▸ TASK PROMPT: In the data below, find every line with the string "RunFirstCodeSelenium" and pull it out.

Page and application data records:
╔══
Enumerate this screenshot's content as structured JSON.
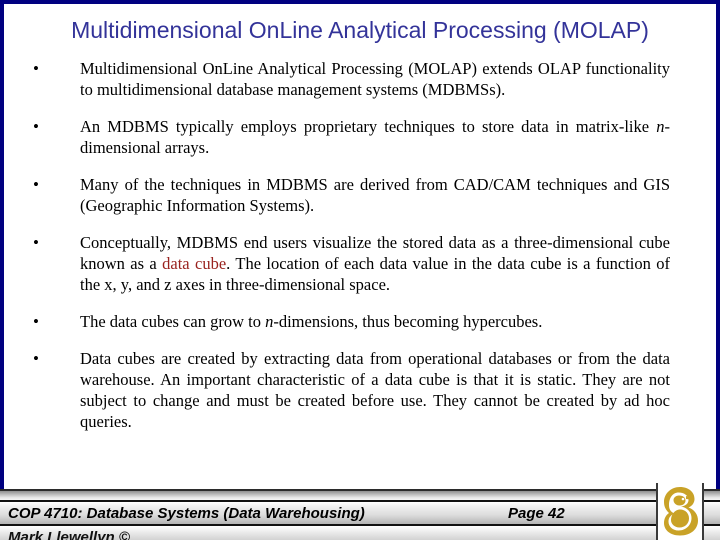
{
  "slide": {
    "title": "Multidimensional OnLine Analytical Processing (MOLAP)",
    "title_color": "#333399",
    "border_color": "#000080",
    "background": "#ffffff",
    "bullet_marker": "•",
    "bullets": [
      {
        "id": "bullet-molap-extends",
        "parts": [
          {
            "text": "Multidimensional OnLine Analytical Processing (MOLAP) extends OLAP functionality to multidimensional database management systems (MDBMSs).",
            "style": "normal"
          }
        ]
      },
      {
        "id": "bullet-proprietary-techniques",
        "parts": [
          {
            "text": "An MDBMS typically employs proprietary techniques to store data in matrix-like ",
            "style": "normal"
          },
          {
            "text": "n",
            "style": "italic"
          },
          {
            "text": "-dimensional arrays.",
            "style": "normal"
          }
        ]
      },
      {
        "id": "bullet-cadcam-gis",
        "parts": [
          {
            "text": "Many of the techniques in MDBMS are derived from CAD/CAM techniques and GIS (Geographic Information Systems).",
            "style": "normal"
          }
        ]
      },
      {
        "id": "bullet-data-cube",
        "parts": [
          {
            "text": "Conceptually, MDBMS end users visualize the stored data as a three-dimensional cube known as a ",
            "style": "normal"
          },
          {
            "text": "data cube",
            "style": "red"
          },
          {
            "text": ".  The location of each data value in the data cube is a function of the x, y, and z axes in three-dimensional space.",
            "style": "normal"
          }
        ]
      },
      {
        "id": "bullet-hypercubes",
        "parts": [
          {
            "text": "The data cubes can grow to ",
            "style": "normal"
          },
          {
            "text": "n",
            "style": "italic"
          },
          {
            "text": "-dimensions, thus becoming hypercubes.",
            "style": "normal"
          }
        ]
      },
      {
        "id": "bullet-static-cubes",
        "parts": [
          {
            "text": "Data cubes are created by extracting data from operational databases or from the data warehouse.  An important characteristic of a data cube is that it is static.  They are not subject to change and must be created before use.  They cannot be created by ad hoc queries.",
            "style": "normal"
          }
        ]
      }
    ],
    "highlight_color": "#99221e"
  },
  "footer": {
    "course": "COP 4710: Database Systems  (Data Warehousing)",
    "page": "Page 42",
    "author": "Mark Llewellyn ©",
    "logo_name": "ucf-pegasus-logo",
    "logo_color": "#c9a227"
  }
}
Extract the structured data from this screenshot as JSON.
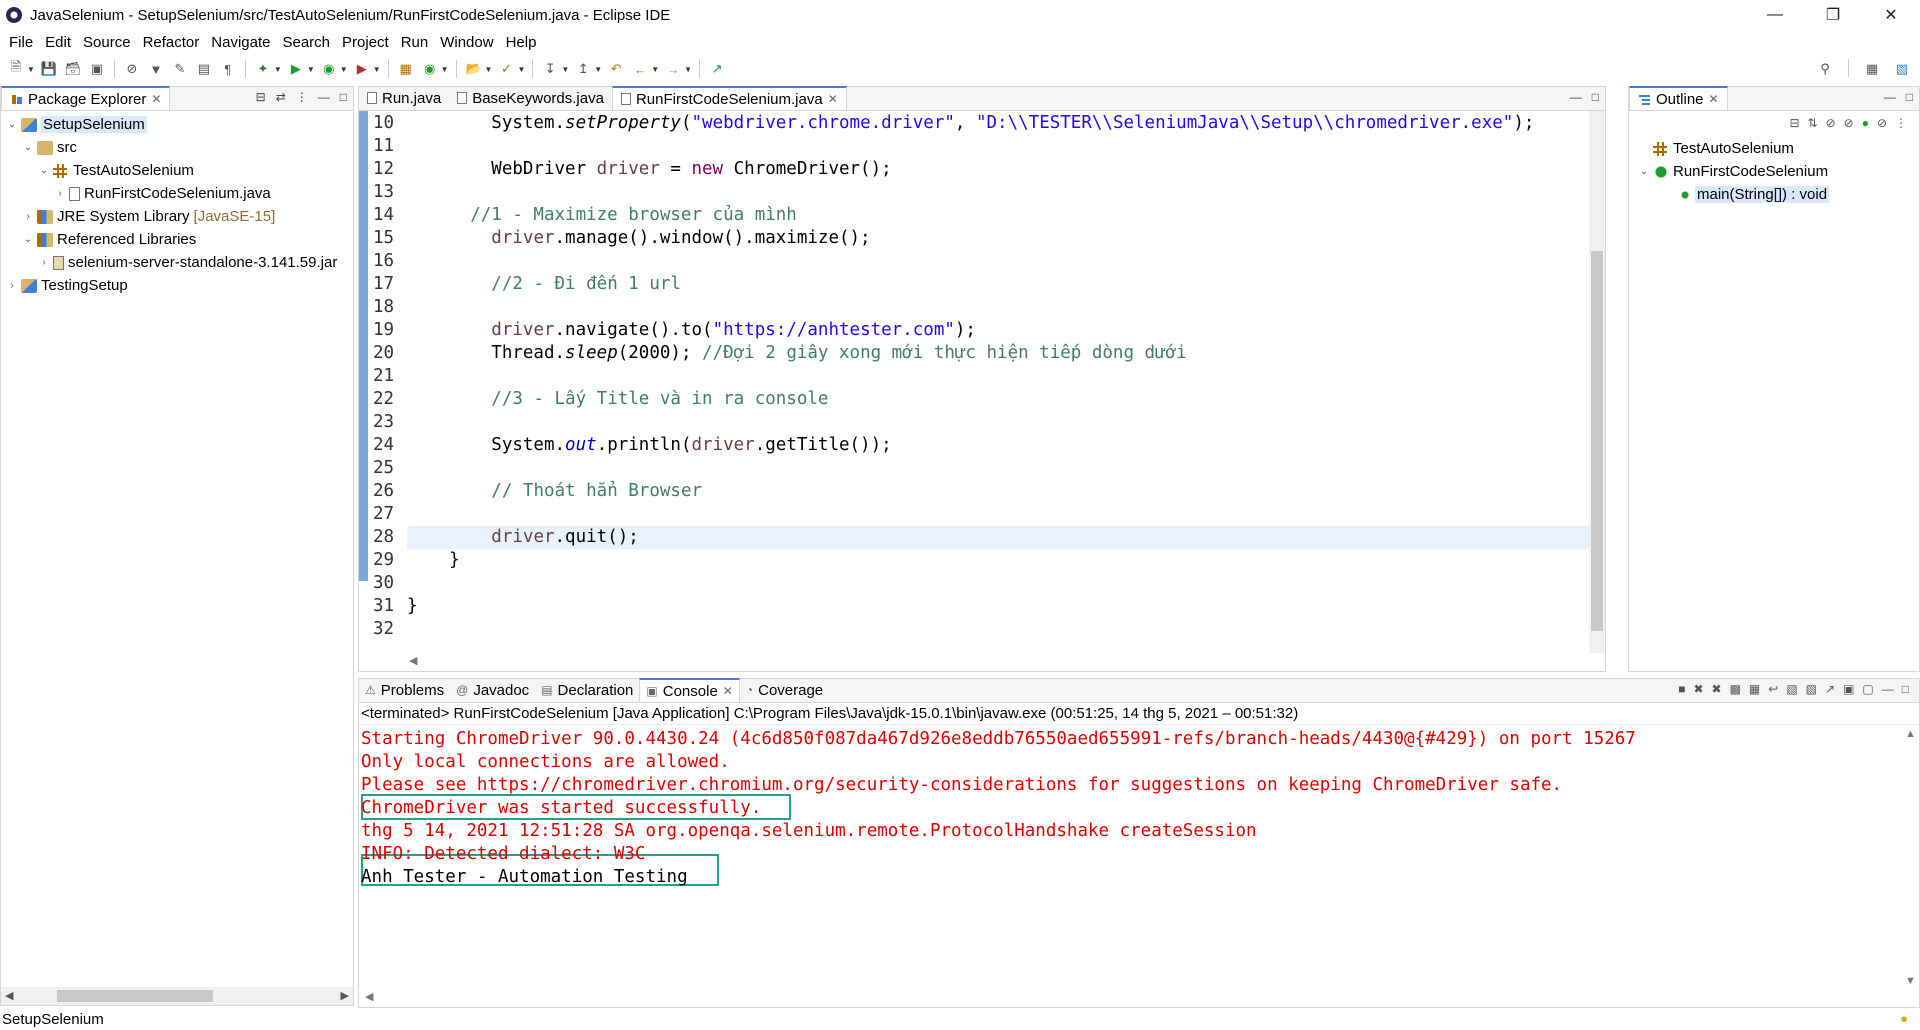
{
  "window": {
    "title": "JavaSelenium - SetupSelenium/src/TestAutoSelenium/RunFirstCodeSelenium.java - Eclipse IDE"
  },
  "menu": [
    "File",
    "Edit",
    "Source",
    "Refactor",
    "Navigate",
    "Search",
    "Project",
    "Run",
    "Window",
    "Help"
  ],
  "package_explorer": {
    "title": "Package Explorer",
    "tree": [
      {
        "level": 0,
        "twisty": "⌄",
        "icon": "project-icon",
        "label": "SetupSelenium",
        "selected": true
      },
      {
        "level": 1,
        "twisty": "⌄",
        "icon": "src-folder-icon",
        "label": "src"
      },
      {
        "level": 2,
        "twisty": "⌄",
        "icon": "package-icon",
        "label": "TestAutoSelenium"
      },
      {
        "level": 3,
        "twisty": "›",
        "icon": "java-file-icon",
        "label": "RunFirstCodeSelenium.java"
      },
      {
        "level": 1,
        "twisty": "›",
        "icon": "library-icon",
        "label": "JRE System Library",
        "suffix": "[JavaSE-15]"
      },
      {
        "level": 1,
        "twisty": "⌄",
        "icon": "library-icon",
        "label": "Referenced Libraries"
      },
      {
        "level": 2,
        "twisty": "›",
        "icon": "jar-icon",
        "label": "selenium-server-standalone-3.141.59.jar"
      },
      {
        "level": 0,
        "twisty": "›",
        "icon": "project-icon",
        "label": "TestingSetup"
      }
    ]
  },
  "editor": {
    "tabs": [
      {
        "label": "Run.java",
        "active": false
      },
      {
        "label": "BaseKeywords.java",
        "active": false
      },
      {
        "label": "RunFirstCodeSelenium.java",
        "active": true
      }
    ],
    "lines": [
      {
        "n": "10",
        "html": "        System.<span class=\"sm\">setProperty</span>(<span class=\"str\">\"webdriver.chrome.driver\"</span>, <span class=\"str\">\"D:\\\\TESTER\\\\SeleniumJava\\\\Setup\\\\chromedriver.exe\"</span>);"
      },
      {
        "n": "11",
        "html": ""
      },
      {
        "n": "12",
        "html": "        WebDriver <span class=\"var\">driver</span> = <span class=\"kw\">new</span> ChromeDriver();"
      },
      {
        "n": "13",
        "html": ""
      },
      {
        "n": "14",
        "html": "      <span class=\"cmt\">//1 - Maximize browser của mình</span>"
      },
      {
        "n": "15",
        "html": "        <span class=\"var\">driver</span>.manage().window().maximize();"
      },
      {
        "n": "16",
        "html": ""
      },
      {
        "n": "17",
        "html": "        <span class=\"cmt\">//2 - Đi đến 1 url</span>"
      },
      {
        "n": "18",
        "html": ""
      },
      {
        "n": "19",
        "html": "        <span class=\"var\">driver</span>.navigate().to(<span class=\"str\">\"https://anhtester.com\"</span>);"
      },
      {
        "n": "20",
        "html": "        Thread.<span class=\"sm\">sleep</span>(2000); <span class=\"cmt\">//Đợi 2 giây xong mới thực hiện tiếp dòng dưới</span>"
      },
      {
        "n": "21",
        "html": ""
      },
      {
        "n": "22",
        "html": "        <span class=\"cmt\">//3 - Lấy Title và in ra console</span>"
      },
      {
        "n": "23",
        "html": ""
      },
      {
        "n": "24",
        "html": "        System.<span class=\"fld\">out</span>.println(<span class=\"var\">driver</span>.getTitle());"
      },
      {
        "n": "25",
        "html": ""
      },
      {
        "n": "26",
        "html": "        <span class=\"cmt\">// Thoát hẳn Browser</span>"
      },
      {
        "n": "27",
        "html": ""
      },
      {
        "n": "28",
        "html": "        <span class=\"var\">driver</span>.quit();",
        "current": true
      },
      {
        "n": "29",
        "html": "    }"
      },
      {
        "n": "30",
        "html": ""
      },
      {
        "n": "31",
        "html": "}"
      },
      {
        "n": "32",
        "html": ""
      }
    ]
  },
  "outline": {
    "title": "Outline",
    "items": [
      {
        "level": 0,
        "twisty": "",
        "label": "TestAutoSelenium"
      },
      {
        "level": 0,
        "twisty": "⌄",
        "label": "RunFirstCodeSelenium"
      },
      {
        "level": 1,
        "twisty": "",
        "label": "main(String[]) : void",
        "selected": true
      }
    ]
  },
  "bottom": {
    "tabs": [
      {
        "label": "Problems",
        "active": false
      },
      {
        "label": "Javadoc",
        "active": false
      },
      {
        "label": "Declaration",
        "active": false
      },
      {
        "label": "Console",
        "active": true
      },
      {
        "label": "Coverage",
        "active": false
      }
    ],
    "console_header": "<terminated> RunFirstCodeSelenium [Java Application] C:\\Program Files\\Java\\jdk-15.0.1\\bin\\javaw.exe  (00:51:25, 14 thg 5, 2021 – 00:51:32)",
    "lines": [
      {
        "text": "Starting ChromeDriver 90.0.4430.24 (4c6d850f087da467d926e8eddb76550aed655991-refs/branch-heads/4430@{#429}) on port 15267",
        "stream": "err"
      },
      {
        "text": "Only local connections are allowed.",
        "stream": "err"
      },
      {
        "text": "Please see https://chromedriver.chromium.org/security-considerations for suggestions on keeping ChromeDriver safe.",
        "stream": "err"
      },
      {
        "text": "ChromeDriver was started successfully.",
        "stream": "err"
      },
      {
        "text": "thg 5 14, 2021 12:51:28 SA org.openqa.selenium.remote.ProtocolHandshake createSession",
        "stream": "err"
      },
      {
        "text": "INFO: Detected dialect: W3C",
        "stream": "err"
      },
      {
        "text": "Anh Tester - Automation Testing",
        "stream": "out"
      }
    ]
  },
  "status": {
    "text": "SetupSelenium"
  },
  "colors": {
    "accent": "#3c80d9",
    "error_text": "#e00000",
    "highlight_box": "#25a08c",
    "current_line": "#e8f2fe"
  }
}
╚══
▸ RESULT OF THIS TASK:
    "title": "JavaSelenium - SetupSelenium/src/TestAutoSelenium/RunFirstCodeSelenium.java - Eclipse IDE"
        "label": "RunFirstCodeSelenium.java"
        "label": "RunFirstCodeSelenium.java",
        "label": "RunFirstCodeSelenium"
    "console_header": "<terminated> RunFirstCodeSelenium [Java Application] C:\\Program Files\\Java\\jdk-15.0.1\\bin\\javaw.exe  (00:51:25, 14 thg 5, 2021 – 00:51:32)",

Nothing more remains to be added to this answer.